::: Source material

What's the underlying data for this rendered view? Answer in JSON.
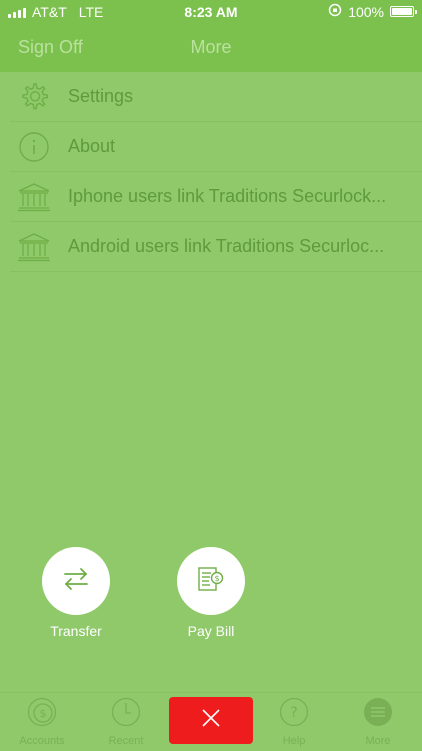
{
  "status_bar": {
    "carrier": "AT&T",
    "network": "LTE",
    "time": "8:23 AM",
    "battery": "100%",
    "battery_level": 1.0
  },
  "nav": {
    "left_button": "Sign Off",
    "title": "More"
  },
  "menu": {
    "items": [
      {
        "label": "Settings",
        "icon": "gear-icon"
      },
      {
        "label": "About",
        "icon": "info-icon"
      },
      {
        "label": "Iphone users link Traditions Securlock...",
        "icon": "bank-icon"
      },
      {
        "label": "Android users link Traditions Securloc...",
        "icon": "bank-icon"
      }
    ]
  },
  "quick_actions": [
    {
      "label": "Transfer",
      "icon": "transfer-arrows-icon"
    },
    {
      "label": "Pay Bill",
      "icon": "bill-icon"
    }
  ],
  "tabs": [
    {
      "label": "Accounts",
      "icon": "money-icon"
    },
    {
      "label": "Recent",
      "icon": "clock-icon"
    },
    {
      "label": "Help",
      "icon": "help-icon"
    },
    {
      "label": "More",
      "icon": "menu-icon"
    }
  ],
  "colors": {
    "background": "#8fc96a",
    "header": "#7cc04e",
    "close_button": "#ee1c1c",
    "icon_green": "#6fae47"
  }
}
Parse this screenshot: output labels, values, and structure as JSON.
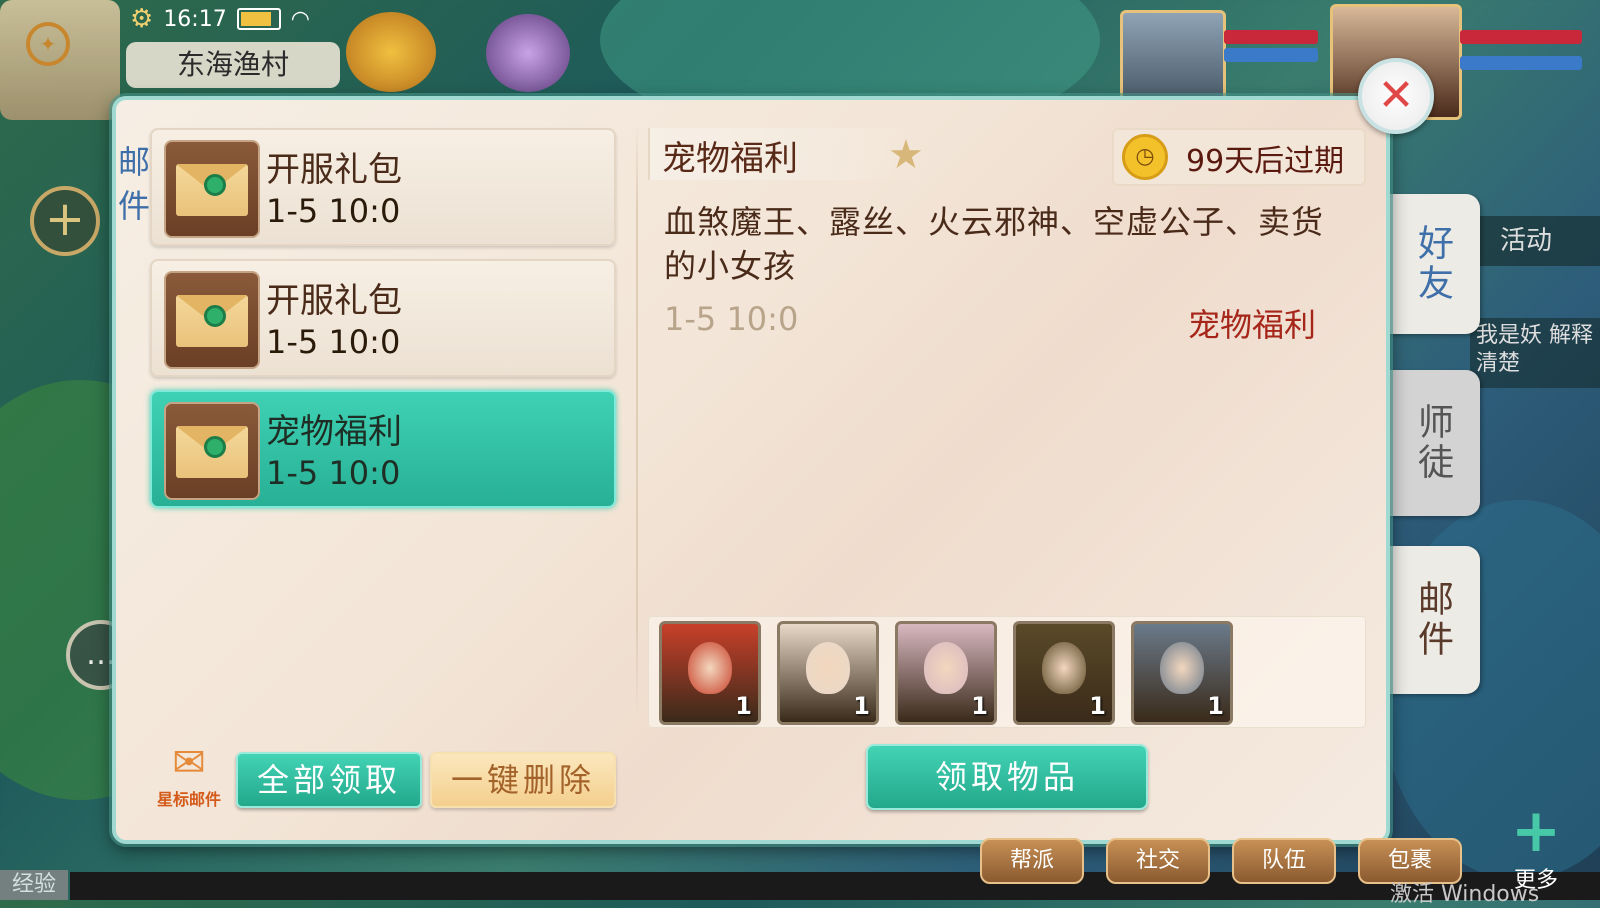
{
  "hud": {
    "time": "16:17",
    "location": "东海渔村"
  },
  "panel": {
    "tag": "邮件",
    "mails": [
      {
        "title": "开服礼包",
        "date": "1-5 10:0"
      },
      {
        "title": "开服礼包",
        "date": "1-5 10:0"
      },
      {
        "title": "宠物福利",
        "date": "1-5 10:0"
      }
    ],
    "star_mail_label": "星标邮件",
    "claim_all_label": "全部领取",
    "delete_all_label": "一键删除"
  },
  "detail": {
    "title": "宠物福利",
    "expiry": "99天后过期",
    "body": "血煞魔王、露丝、火云邪神、空虚公子、卖货的小女孩",
    "date": "1-5 10:0",
    "sender": "宠物福利",
    "rewards": [
      {
        "count": "1",
        "color": "#c8402a"
      },
      {
        "count": "1",
        "color": "#e8d8c8"
      },
      {
        "count": "1",
        "color": "#d8b8c0"
      },
      {
        "count": "1",
        "color": "#5a4a28"
      },
      {
        "count": "1",
        "color": "#6a7a8a"
      }
    ],
    "claim_label": "领取物品"
  },
  "side_tabs": {
    "friends": "好友",
    "mentor": "师徒",
    "mail": "邮件"
  },
  "side_info": {
    "activity": "活动",
    "chat_preview": "我是妖 解释清楚"
  },
  "bottom": {
    "buttons": [
      "帮派",
      "社交",
      "队伍",
      "包裹"
    ],
    "more": "更多",
    "exp": "经验",
    "watermark": "激活 Windows"
  },
  "colors": {
    "accent_teal": "#27b095",
    "panel_bg": "#f3e6d8",
    "title_red": "#a6261a"
  }
}
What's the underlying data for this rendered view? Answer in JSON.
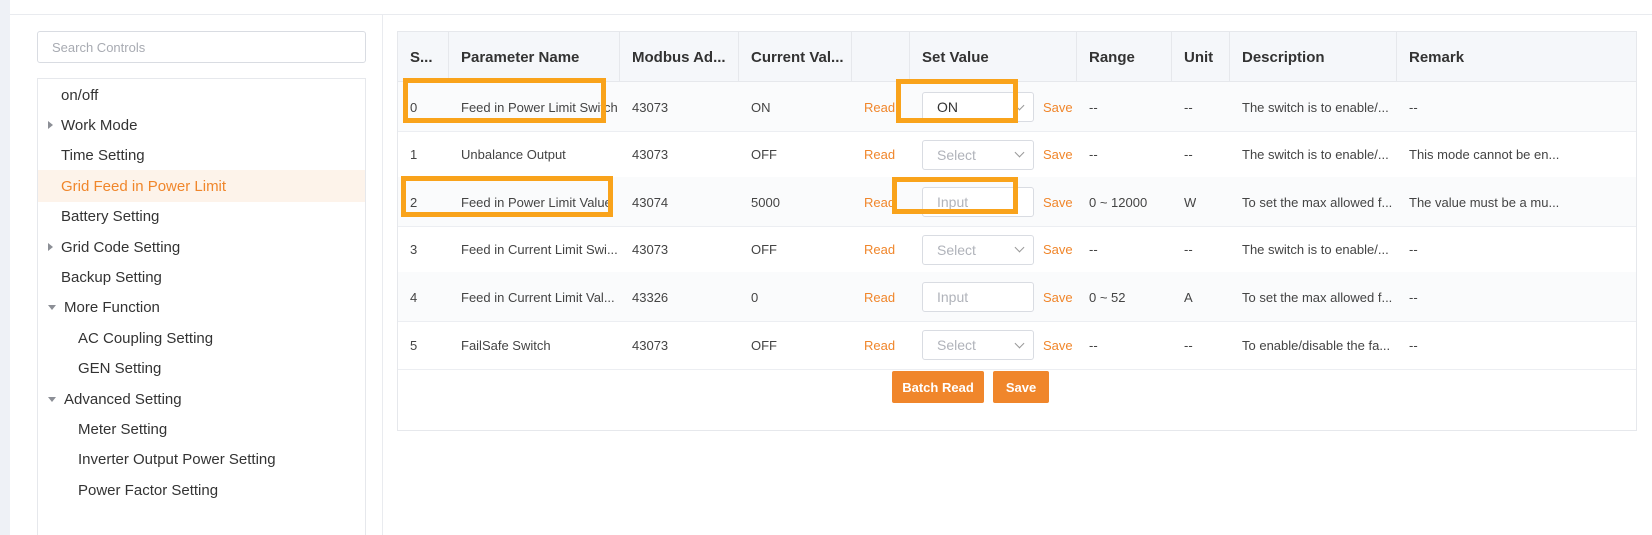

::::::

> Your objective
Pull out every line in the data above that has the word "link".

> Result below
        "label": "Iphone users link Traditions Securlock...",
        "label": "Android users link Traditions Securloc...",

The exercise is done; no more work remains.